Muffins for the cousins

OK so this it the other one I used to go to all the time. Really can't beat it for a quick look up on basic items like roasts, cakes, quickbreads, and muffins.

This morning not only did I make a dozen blueberry muffins from fresh Michigan blueberries, I sent half of them up the hill to the cottage to the cousins. What a woman (Betty, too).

Wednesday, July 07, 2010

This has become my go-to cookbook

Like the chocolate cake recipe from the Driscoll Hotel in Austin that I made Fourth of July for the relatives which may be the very best chocolate cake I've ever made. Like the grilled flank stake recipe that's become one of my regular recipes for guests who appreciate basic steak and potatoes type food. This cookbook has more post it notes and turned down pages than even the Betty Crocker, Joy of Cooking or At Home with Julie and Jacques. Tonight we had stuffed peppers made from the Milagros Meatloaf recipe and they were excellent. How did that happen when I don't think I'm cooking regionally? OMG. Have I accidentally over the years become a Texas cook?

Tuesday, July 06, 2010

About Holiday Food

I really need deviled eggs at Easter.
And ham or fried chicken.
And lemon pound cake.
And if possible some family who are visiting.

Burgers are the thing for the Fourth.
And cooked outside of course.
And beer is nice.
And some people to watch fireworks with.

Thanksgiving requires turkey.
And the other stuff that goes with.
And pumpkin pie.
And I crave having a table full of noisy people.

I'm even more needy at Christmas.
And am cooking and hoarding for weeks.
And way too much.
And absolutely require having people to share with.

Otherwise it's just food.

Wednesday, June 30, 2010

Having Pot Roast in June instead of grilling

Weird concept, isn't it? Just shows what a cool and rainy June can do to one's appetite. Pulled a 5 pound chuck roast out of the freezer and babied it for about 3 hours in the oven. We enjoyed it with company the first night while sitting in the dining room with all the windows closed and looking at the cold wind play on the lake. The second night we had it out of mugs for early supper as beef stew while sitting in our sweatshirts on the porch in the crispy June evening sunshine. Just stashed the leftover meat in the freezer for vegetable soup later - perhaps a cool September day. Normally would be thinking mostly about grilling this time of year.

In fact today I read Mark Bittman in today's New York Times about all the ways there are in the universe to grill something, and alot of it is not meat.

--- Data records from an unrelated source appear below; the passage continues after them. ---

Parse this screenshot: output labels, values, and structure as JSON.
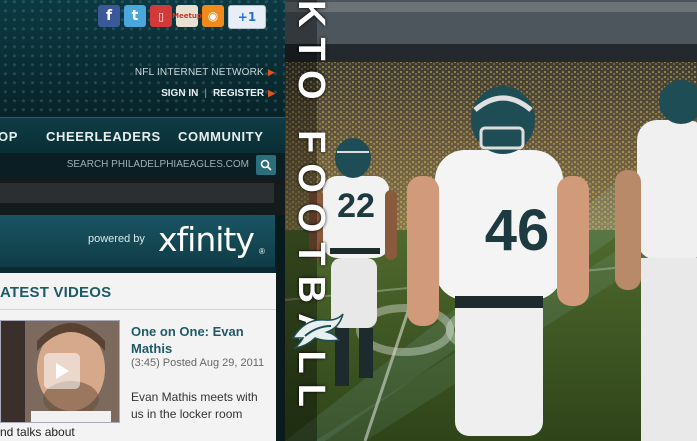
{
  "social": {
    "icons": [
      "facebook-icon",
      "twitter-icon",
      "phone-icon",
      "meetup-icon",
      "rss-icon",
      "google-plus-one-icon"
    ],
    "fb_glyph": "f",
    "tw_glyph": "t",
    "phone_glyph": "▯",
    "meetup_glyph": "Meetup",
    "rss_glyph": "◉",
    "gplus_label": "+1"
  },
  "header": {
    "nfl_link": "NFL INTERNET NETWORK",
    "sign_in": "SIGN IN",
    "separator": "|",
    "register": "REGISTER"
  },
  "nav": {
    "items": [
      {
        "label": "OP"
      },
      {
        "label": "CHEERLEADERS"
      },
      {
        "label": "COMMUNITY"
      }
    ]
  },
  "search": {
    "placeholder": "SEARCH PHILADELPHIAEAGLES.COM"
  },
  "sponsor": {
    "powered_by": "powered by",
    "brand": "xfinity",
    "reg": "®"
  },
  "videos": {
    "section_title": "ATEST VIDEOS",
    "item": {
      "title": "One on One: Evan Mathis",
      "meta": "(3:45) Posted Aug 29, 2011",
      "description": "Evan Mathis meets with us in the locker room"
    },
    "next_text": "nd talks about"
  },
  "hero": {
    "vertical_text": "KTO FOOTBALL",
    "jersey_left": "22",
    "jersey_center": "46"
  },
  "colors": {
    "accent": "#1e5a66",
    "arrow": "#e2541e",
    "header_bg": "#0a2c33"
  }
}
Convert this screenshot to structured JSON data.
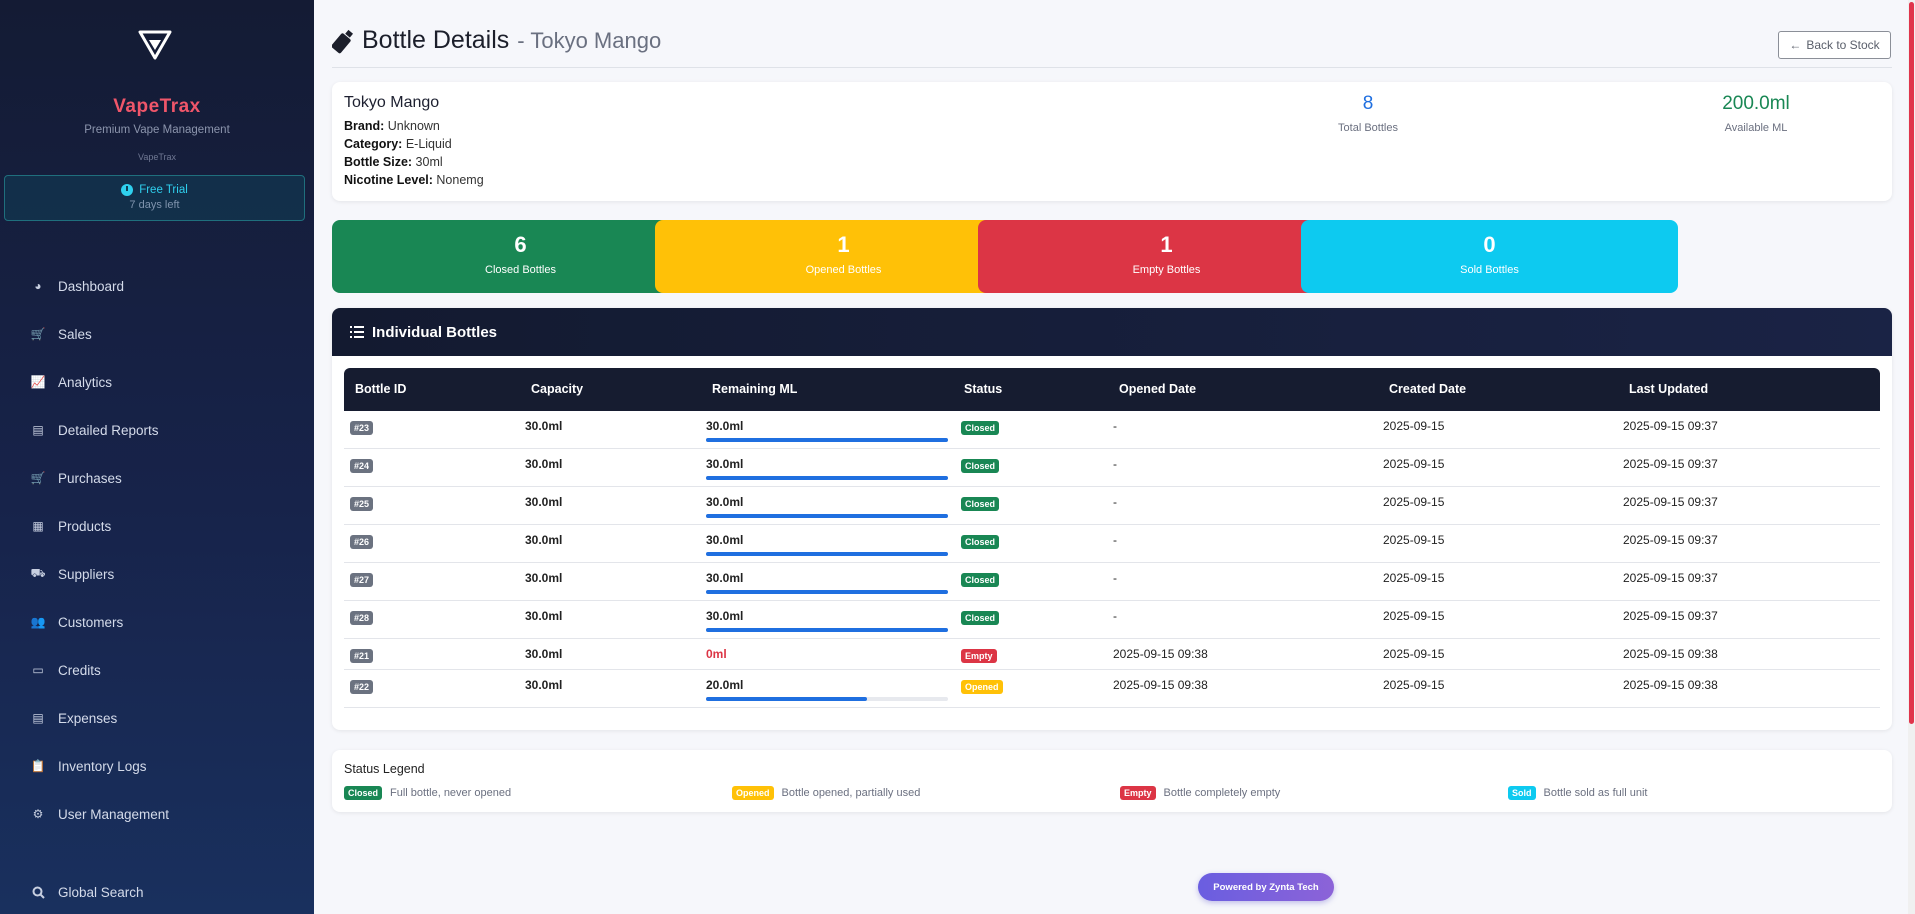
{
  "sidebar": {
    "brand": "VapeTrax",
    "tagline": "Premium Vape Management",
    "sub": "VapeTrax",
    "trial_title": "Free Trial",
    "trial_days": "7 days left",
    "items": [
      {
        "label": "Dashboard",
        "icon": "palette-icon"
      },
      {
        "label": "Sales",
        "icon": "cart-icon"
      },
      {
        "label": "Analytics",
        "icon": "line-chart-icon"
      },
      {
        "label": "Detailed Reports",
        "icon": "document-icon"
      },
      {
        "label": "Purchases",
        "icon": "cart-icon"
      },
      {
        "label": "Products",
        "icon": "boxes-icon"
      },
      {
        "label": "Suppliers",
        "icon": "truck-icon"
      },
      {
        "label": "Customers",
        "icon": "users-icon"
      },
      {
        "label": "Credits",
        "icon": "credit-card-icon"
      },
      {
        "label": "Expenses",
        "icon": "receipt-icon"
      },
      {
        "label": "Inventory Logs",
        "icon": "clipboard-icon"
      },
      {
        "label": "User Management",
        "icon": "user-cog-icon"
      }
    ],
    "global_search": "Global Search"
  },
  "header": {
    "title": "Bottle Details",
    "subtitle": "- Tokyo Mango",
    "back_label": "Back to Stock"
  },
  "product": {
    "name": "Tokyo Mango",
    "brand_label": "Brand:",
    "brand": "Unknown",
    "category_label": "Category:",
    "category": "E-Liquid",
    "size_label": "Bottle Size:",
    "size": "30ml",
    "nicotine_label": "Nicotine Level:",
    "nicotine": "Nonemg",
    "total_bottles": "8",
    "total_bottles_label": "Total Bottles",
    "available_ml": "200.0ml",
    "available_ml_label": "Available ML"
  },
  "counts": [
    {
      "value": "6",
      "label": "Closed Bottles",
      "color": "#198754"
    },
    {
      "value": "1",
      "label": "Opened Bottles",
      "color": "#ffc107"
    },
    {
      "value": "1",
      "label": "Empty Bottles",
      "color": "#dc3545"
    },
    {
      "value": "0",
      "label": "Sold Bottles",
      "color": "#0dcaf0"
    }
  ],
  "bottles": {
    "title": "Individual Bottles",
    "columns": [
      "Bottle ID",
      "Capacity",
      "Remaining ML",
      "Status",
      "Opened Date",
      "Created Date",
      "Last Updated"
    ],
    "rows": [
      {
        "id": "#23",
        "capacity": "30.0ml",
        "remaining": "30.0ml",
        "fill": 1.0,
        "status": "Closed",
        "opened": "-",
        "created": "2025-09-15",
        "updated": "2025-09-15 09:37"
      },
      {
        "id": "#24",
        "capacity": "30.0ml",
        "remaining": "30.0ml",
        "fill": 1.0,
        "status": "Closed",
        "opened": "-",
        "created": "2025-09-15",
        "updated": "2025-09-15 09:37"
      },
      {
        "id": "#25",
        "capacity": "30.0ml",
        "remaining": "30.0ml",
        "fill": 1.0,
        "status": "Closed",
        "opened": "-",
        "created": "2025-09-15",
        "updated": "2025-09-15 09:37"
      },
      {
        "id": "#26",
        "capacity": "30.0ml",
        "remaining": "30.0ml",
        "fill": 1.0,
        "status": "Closed",
        "opened": "-",
        "created": "2025-09-15",
        "updated": "2025-09-15 09:37"
      },
      {
        "id": "#27",
        "capacity": "30.0ml",
        "remaining": "30.0ml",
        "fill": 1.0,
        "status": "Closed",
        "opened": "-",
        "created": "2025-09-15",
        "updated": "2025-09-15 09:37"
      },
      {
        "id": "#28",
        "capacity": "30.0ml",
        "remaining": "30.0ml",
        "fill": 1.0,
        "status": "Closed",
        "opened": "-",
        "created": "2025-09-15",
        "updated": "2025-09-15 09:37"
      },
      {
        "id": "#21",
        "capacity": "30.0ml",
        "remaining": "0ml",
        "fill": 0,
        "status": "Empty",
        "opened": "2025-09-15 09:38",
        "created": "2025-09-15",
        "updated": "2025-09-15 09:38"
      },
      {
        "id": "#22",
        "capacity": "30.0ml",
        "remaining": "20.0ml",
        "fill": 0.667,
        "status": "Opened",
        "opened": "2025-09-15 09:38",
        "created": "2025-09-15",
        "updated": "2025-09-15 09:38"
      }
    ]
  },
  "status_colors": {
    "Closed": "#198754",
    "Opened": "#ffc107",
    "Empty": "#dc3545",
    "Sold": "#0dcaf0"
  },
  "legend": {
    "title": "Status Legend",
    "items": [
      {
        "status": "Closed",
        "desc": "Full bottle, never opened"
      },
      {
        "status": "Opened",
        "desc": "Bottle opened, partially used"
      },
      {
        "status": "Empty",
        "desc": "Bottle completely empty"
      },
      {
        "status": "Sold",
        "desc": "Bottle sold as full unit"
      }
    ]
  },
  "footer": {
    "powered": "Powered by Zynta Tech"
  }
}
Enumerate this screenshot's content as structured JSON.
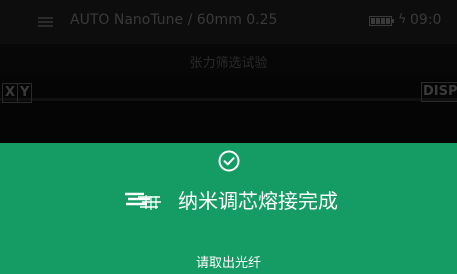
{
  "status_bar": {
    "menu_icon": "hamburger-menu-icon",
    "mode_title": "AUTO NanoTune / 60mm 0.25",
    "battery_icon": "battery-icon",
    "charge_icon": "lightning-icon",
    "charge_symbol": "ϟ",
    "time": "09:0"
  },
  "sub_title": "张力筛选试验",
  "fiber_view": {
    "x_label": "X",
    "y_label": "Y",
    "disp_label": "DISP"
  },
  "completion": {
    "check_icon": "check-circle-icon",
    "fusion_icon": "fiber-fusion-icon",
    "message": "纳米调芯熔接完成",
    "hint": "请取出光纤",
    "panel_color": "#159b64",
    "text_color": "#ffffff"
  }
}
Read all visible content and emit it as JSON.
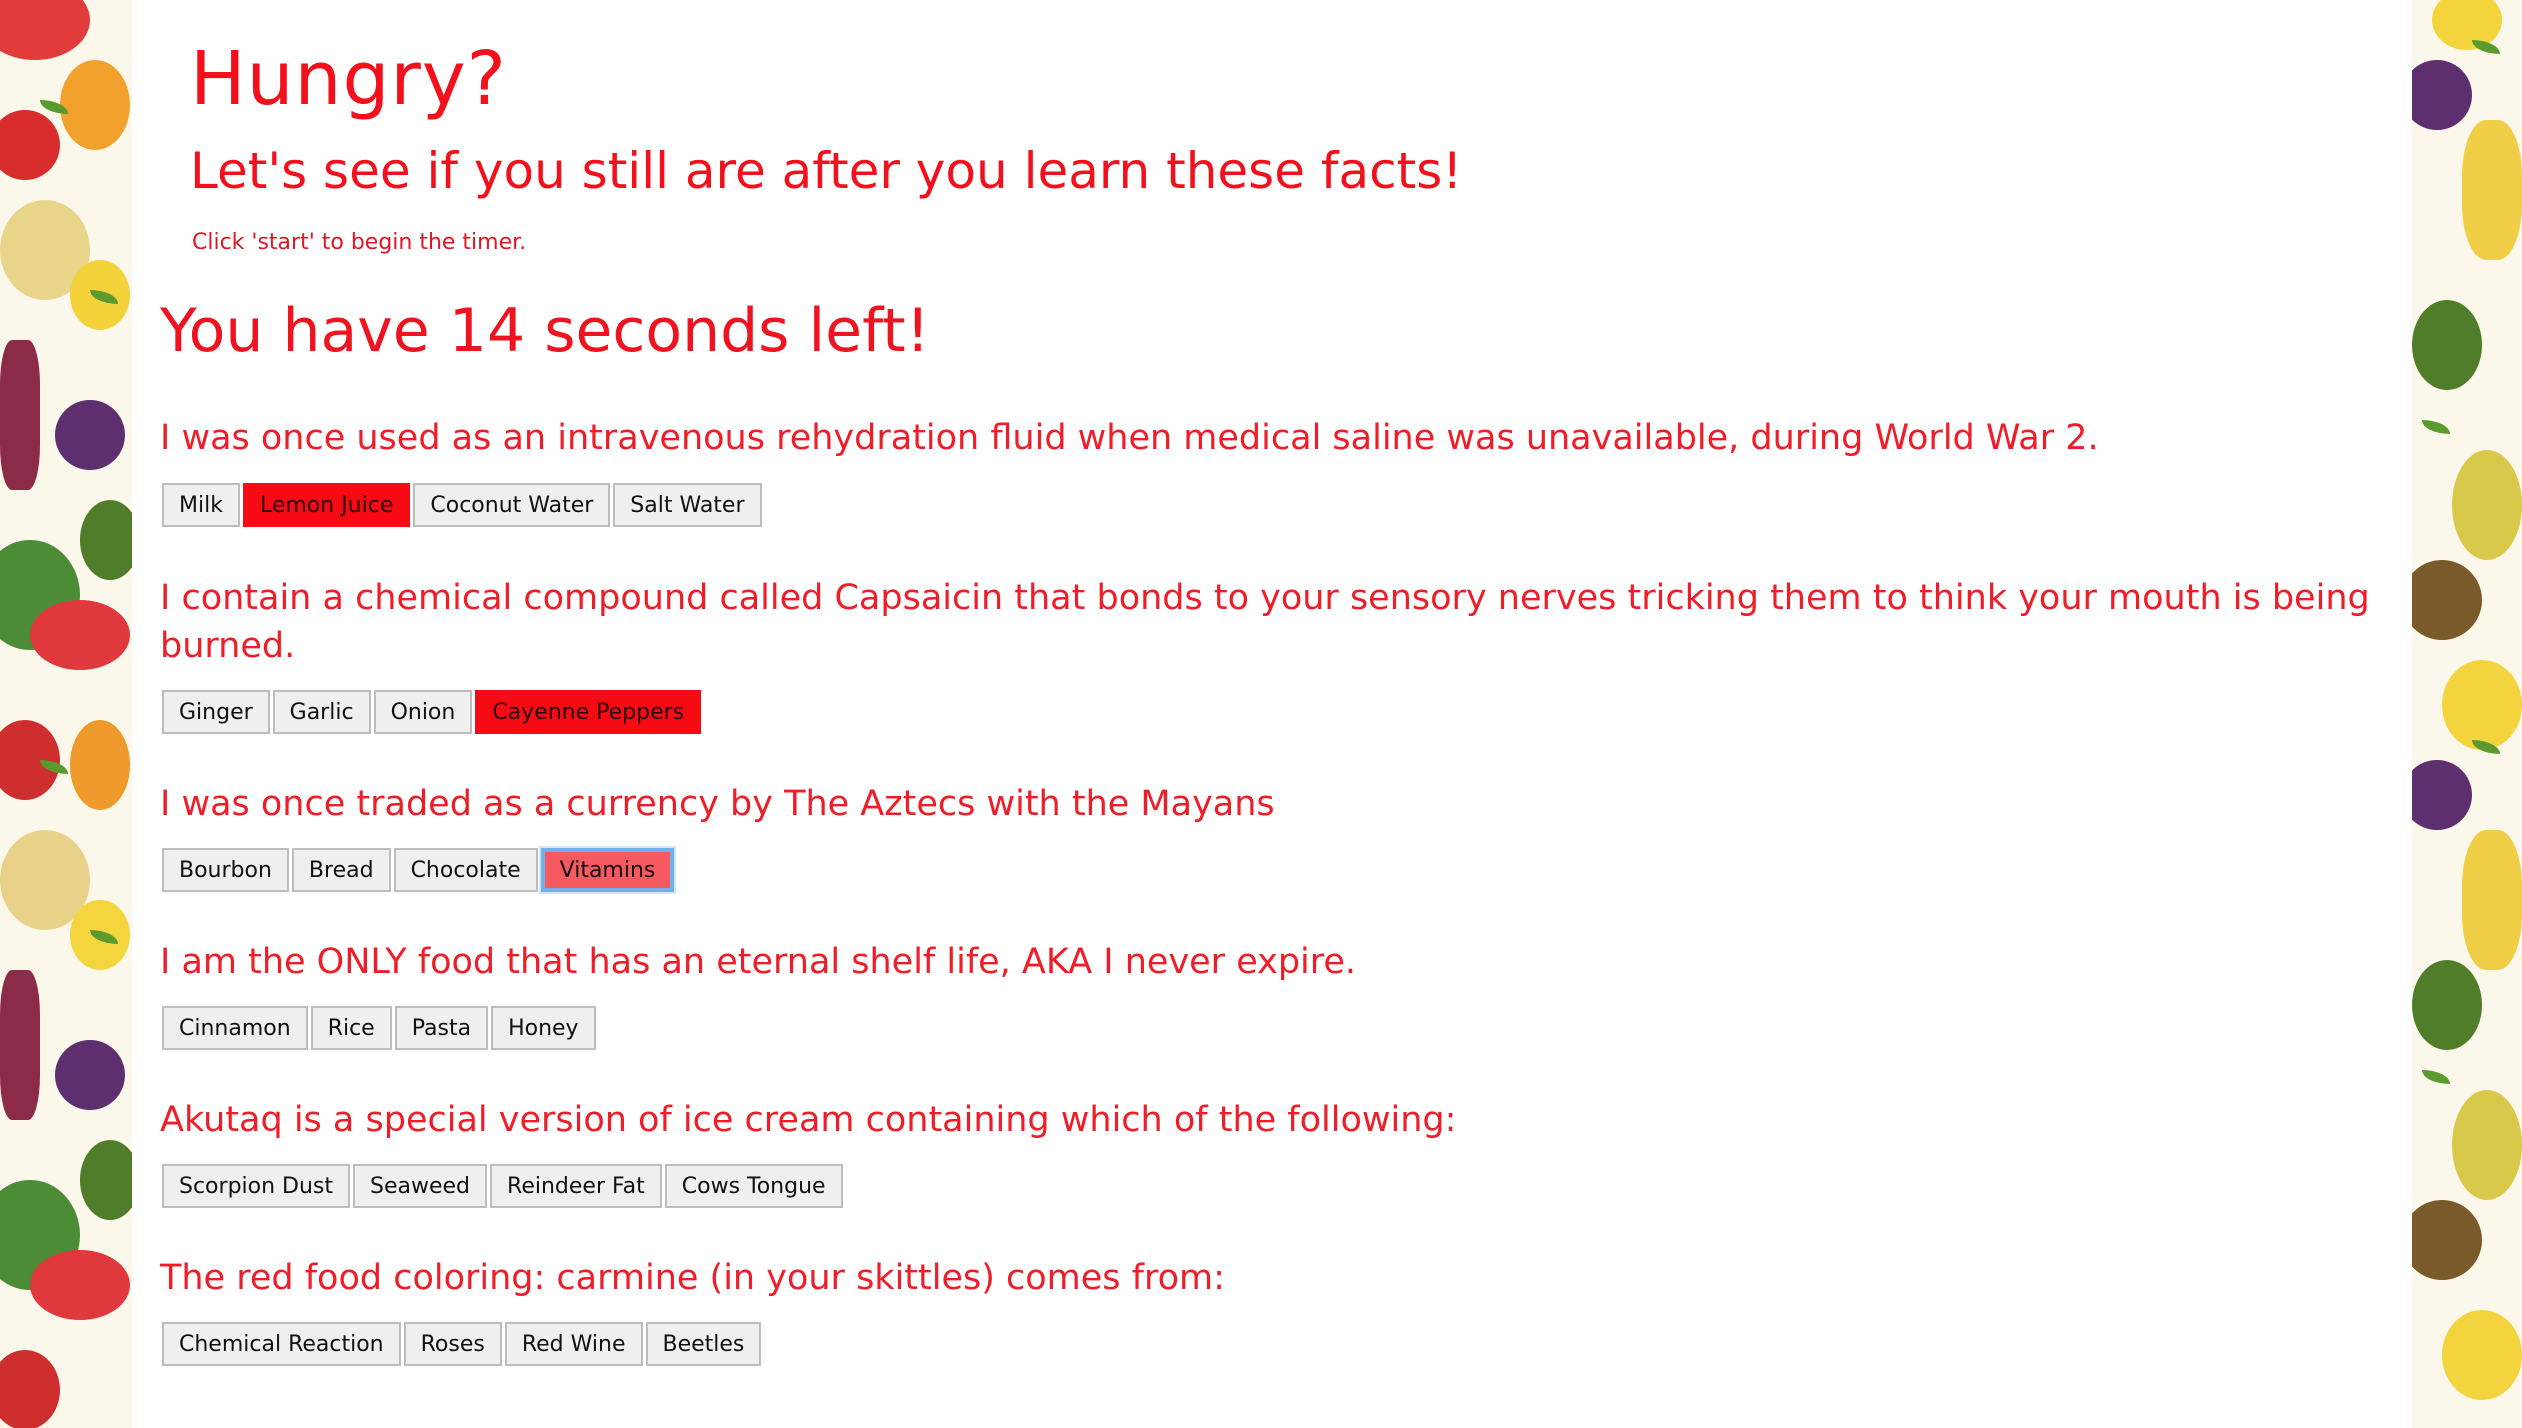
{
  "header": {
    "title": "Hungry?",
    "subtitle": "Let's see if you still are after you learn these facts!",
    "hint": "Click 'start' to begin the timer."
  },
  "timer": {
    "text": "You have 14 seconds left!"
  },
  "questions": [
    {
      "text": "I was once used as an intravenous rehydration fluid when medical saline was unavailable, during World War 2.",
      "answers": [
        "Milk",
        "Lemon Juice",
        "Coconut Water",
        "Salt Water"
      ],
      "selected": "Lemon Juice"
    },
    {
      "text": "I contain a chemical compound called Capsaicin that bonds to your sensory nerves tricking them to think your mouth is being burned.",
      "answers": [
        "Ginger",
        "Garlic",
        "Onion",
        "Cayenne Peppers"
      ],
      "selected": "Cayenne Peppers"
    },
    {
      "text": "I was once traded as a currency by The Aztecs with the Mayans",
      "answers": [
        "Bourbon",
        "Bread",
        "Chocolate",
        "Vitamins"
      ],
      "selected": "Vitamins"
    },
    {
      "text": "I am the ONLY food that has an eternal shelf life, AKA I never expire.",
      "answers": [
        "Cinnamon",
        "Rice",
        "Pasta",
        "Honey"
      ],
      "selected": ""
    },
    {
      "text": "Akutaq is a special version of ice cream containing which of the following:",
      "answers": [
        "Scorpion Dust",
        "Seaweed",
        "Reindeer Fat",
        "Cows Tongue"
      ],
      "selected": ""
    },
    {
      "text": "The red food coloring: carmine (in your skittles) comes from:",
      "answers": [
        "Chemical Reaction",
        "Roses",
        "Red Wine",
        "Beetles"
      ],
      "selected": ""
    }
  ],
  "colors": {
    "accent_text": "#ef1d28",
    "selected_answer": "#f60b15",
    "focused_answer": "#f65a61",
    "focus_ring": "#6fb0ef"
  }
}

I really wonder if it was hard to stretch this list to 101 items or if they just rolled out of his head in gush of creativity.

Lesmeatarian: what I would like to be and what Mark Bittman is now calling his vow to be vegan during the day and omnivore at night - not that I've tried really hard to emulate it yet - so I admire the inclusion of recipes for grilled tofu, radishes and of course fennel. Actually am going to try those radishes.